=== What needs to be done ===
Go through the data below and return each line containing the word "MovAvgExponential".

[Start of section]

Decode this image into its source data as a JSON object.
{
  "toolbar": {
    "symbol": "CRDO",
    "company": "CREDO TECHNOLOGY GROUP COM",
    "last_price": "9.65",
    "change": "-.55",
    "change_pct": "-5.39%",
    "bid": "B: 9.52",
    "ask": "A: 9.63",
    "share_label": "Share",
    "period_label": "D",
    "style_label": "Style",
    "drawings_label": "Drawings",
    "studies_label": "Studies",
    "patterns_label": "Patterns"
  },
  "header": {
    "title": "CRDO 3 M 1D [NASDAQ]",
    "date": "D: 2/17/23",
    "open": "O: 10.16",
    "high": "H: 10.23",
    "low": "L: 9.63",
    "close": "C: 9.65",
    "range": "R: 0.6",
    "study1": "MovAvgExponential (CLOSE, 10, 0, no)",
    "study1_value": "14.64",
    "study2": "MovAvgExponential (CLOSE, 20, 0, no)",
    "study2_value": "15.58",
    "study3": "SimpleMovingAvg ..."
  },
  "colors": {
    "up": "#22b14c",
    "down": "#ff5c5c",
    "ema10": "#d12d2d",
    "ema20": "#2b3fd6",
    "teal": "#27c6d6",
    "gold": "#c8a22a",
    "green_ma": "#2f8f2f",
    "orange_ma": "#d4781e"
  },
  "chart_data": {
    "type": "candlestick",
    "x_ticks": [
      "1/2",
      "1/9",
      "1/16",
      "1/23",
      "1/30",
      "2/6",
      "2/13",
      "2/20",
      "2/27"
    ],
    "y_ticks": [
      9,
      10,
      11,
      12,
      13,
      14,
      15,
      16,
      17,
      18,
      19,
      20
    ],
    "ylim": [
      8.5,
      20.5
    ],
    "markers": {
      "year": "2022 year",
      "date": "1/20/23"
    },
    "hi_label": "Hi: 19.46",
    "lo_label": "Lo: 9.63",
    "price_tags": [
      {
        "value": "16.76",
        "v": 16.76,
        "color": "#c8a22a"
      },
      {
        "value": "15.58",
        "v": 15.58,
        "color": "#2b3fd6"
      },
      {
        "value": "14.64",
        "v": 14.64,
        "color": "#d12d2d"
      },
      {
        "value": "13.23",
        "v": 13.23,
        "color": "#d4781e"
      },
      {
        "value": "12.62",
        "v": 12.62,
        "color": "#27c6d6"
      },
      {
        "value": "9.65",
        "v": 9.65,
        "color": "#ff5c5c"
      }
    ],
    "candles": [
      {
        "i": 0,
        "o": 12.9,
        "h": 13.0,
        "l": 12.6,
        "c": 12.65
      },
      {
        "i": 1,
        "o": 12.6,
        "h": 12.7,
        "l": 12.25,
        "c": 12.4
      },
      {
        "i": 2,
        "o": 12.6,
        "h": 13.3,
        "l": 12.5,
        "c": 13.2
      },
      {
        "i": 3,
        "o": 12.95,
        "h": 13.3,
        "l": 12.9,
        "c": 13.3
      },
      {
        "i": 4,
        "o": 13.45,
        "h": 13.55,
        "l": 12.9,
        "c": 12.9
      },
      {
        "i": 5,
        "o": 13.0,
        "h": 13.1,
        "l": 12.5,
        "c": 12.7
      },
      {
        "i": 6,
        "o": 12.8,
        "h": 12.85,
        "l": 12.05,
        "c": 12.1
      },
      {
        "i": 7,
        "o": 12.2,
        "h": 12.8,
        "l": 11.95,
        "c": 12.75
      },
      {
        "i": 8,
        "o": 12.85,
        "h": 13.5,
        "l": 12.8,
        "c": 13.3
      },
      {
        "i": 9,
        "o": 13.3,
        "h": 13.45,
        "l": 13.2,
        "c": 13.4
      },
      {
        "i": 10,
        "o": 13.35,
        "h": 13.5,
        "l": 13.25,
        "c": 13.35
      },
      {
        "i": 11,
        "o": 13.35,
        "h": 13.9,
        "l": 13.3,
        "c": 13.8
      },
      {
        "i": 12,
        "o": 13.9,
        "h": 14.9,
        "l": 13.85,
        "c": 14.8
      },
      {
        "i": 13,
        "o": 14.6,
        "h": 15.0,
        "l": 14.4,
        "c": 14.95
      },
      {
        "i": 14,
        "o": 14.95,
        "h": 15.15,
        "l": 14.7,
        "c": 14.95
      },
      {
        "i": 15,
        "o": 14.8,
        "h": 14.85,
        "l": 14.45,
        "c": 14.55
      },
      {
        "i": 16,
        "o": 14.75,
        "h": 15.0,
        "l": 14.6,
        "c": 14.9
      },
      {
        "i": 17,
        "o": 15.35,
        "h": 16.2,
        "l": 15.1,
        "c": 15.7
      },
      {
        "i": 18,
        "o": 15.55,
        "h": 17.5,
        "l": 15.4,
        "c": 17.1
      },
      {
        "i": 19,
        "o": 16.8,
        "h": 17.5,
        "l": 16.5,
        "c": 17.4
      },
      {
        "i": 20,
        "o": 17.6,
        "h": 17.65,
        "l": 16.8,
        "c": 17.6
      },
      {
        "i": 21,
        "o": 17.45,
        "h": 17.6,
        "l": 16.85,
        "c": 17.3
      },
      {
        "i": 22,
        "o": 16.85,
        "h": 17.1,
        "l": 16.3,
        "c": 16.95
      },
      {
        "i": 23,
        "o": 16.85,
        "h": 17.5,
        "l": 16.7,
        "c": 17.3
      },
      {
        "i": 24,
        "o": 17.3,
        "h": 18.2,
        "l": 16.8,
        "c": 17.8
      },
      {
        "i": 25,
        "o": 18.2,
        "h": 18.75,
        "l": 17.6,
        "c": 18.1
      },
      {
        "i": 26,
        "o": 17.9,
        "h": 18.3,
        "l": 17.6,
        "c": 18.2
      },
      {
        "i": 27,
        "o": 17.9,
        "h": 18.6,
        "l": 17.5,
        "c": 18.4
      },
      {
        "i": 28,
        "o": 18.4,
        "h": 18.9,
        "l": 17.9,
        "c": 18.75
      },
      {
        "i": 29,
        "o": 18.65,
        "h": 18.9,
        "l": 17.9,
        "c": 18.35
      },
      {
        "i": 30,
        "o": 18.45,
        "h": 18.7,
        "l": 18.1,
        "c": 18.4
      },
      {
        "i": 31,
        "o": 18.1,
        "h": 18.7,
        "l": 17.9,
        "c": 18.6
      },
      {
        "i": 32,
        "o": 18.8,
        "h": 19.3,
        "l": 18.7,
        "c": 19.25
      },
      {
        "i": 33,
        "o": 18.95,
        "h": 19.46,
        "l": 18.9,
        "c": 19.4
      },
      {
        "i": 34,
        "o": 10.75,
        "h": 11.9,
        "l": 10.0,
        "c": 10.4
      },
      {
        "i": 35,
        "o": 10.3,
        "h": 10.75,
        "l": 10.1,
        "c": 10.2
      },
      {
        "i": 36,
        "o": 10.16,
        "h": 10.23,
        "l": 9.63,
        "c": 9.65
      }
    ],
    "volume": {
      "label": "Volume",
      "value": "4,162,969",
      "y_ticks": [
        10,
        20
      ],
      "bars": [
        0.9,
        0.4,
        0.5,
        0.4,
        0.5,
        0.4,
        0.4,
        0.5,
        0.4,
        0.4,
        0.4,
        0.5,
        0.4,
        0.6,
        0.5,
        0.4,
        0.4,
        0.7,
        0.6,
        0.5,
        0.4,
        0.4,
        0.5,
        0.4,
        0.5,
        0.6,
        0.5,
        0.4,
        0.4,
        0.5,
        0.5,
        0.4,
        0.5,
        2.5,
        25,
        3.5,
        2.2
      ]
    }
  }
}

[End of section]

=== The answer ===
    "study1": "MovAvgExponential (CLOSE, 10, 0, no)",
    "study2": "MovAvgExponential (CLOSE, 20, 0, no)",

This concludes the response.